• ACTIVITY
The expected answer is every line of the material that contains the word "sweat".

• EXTRACTED MATERIAL
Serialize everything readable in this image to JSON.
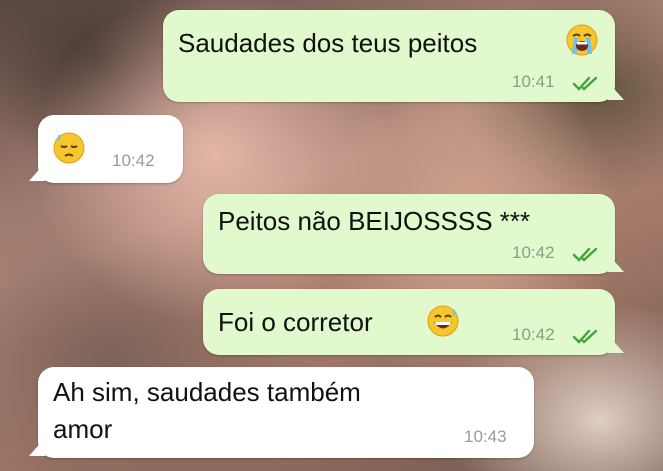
{
  "messages": [
    {
      "direction": "outgoing",
      "text": "Saudades dos teus peitos",
      "emoji": "loudly-crying-face",
      "time": "10:41",
      "status": "read"
    },
    {
      "direction": "incoming",
      "text": "",
      "emoji": "downcast-face-with-sweat",
      "time": "10:42"
    },
    {
      "direction": "outgoing",
      "text": "Peitos não BEIJOSSSS ***",
      "time": "10:42",
      "status": "read"
    },
    {
      "direction": "outgoing",
      "text": "Foi o corretor",
      "emoji": "grinning-face-with-sweat",
      "time": "10:42",
      "status": "read"
    },
    {
      "direction": "incoming",
      "text": "Ah sim, saudades também",
      "text_line2": "amor",
      "time": "10:43"
    }
  ],
  "colors": {
    "outgoing_bubble": "#e2f8cd",
    "incoming_bubble": "#ffffff",
    "read_check": "#3fa63c",
    "time_text": "#8e9c86"
  }
}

• RESPONSE BELOW
      "emoji": "downcast-face-with-sweat",
      "emoji": "grinning-face-with-sweat",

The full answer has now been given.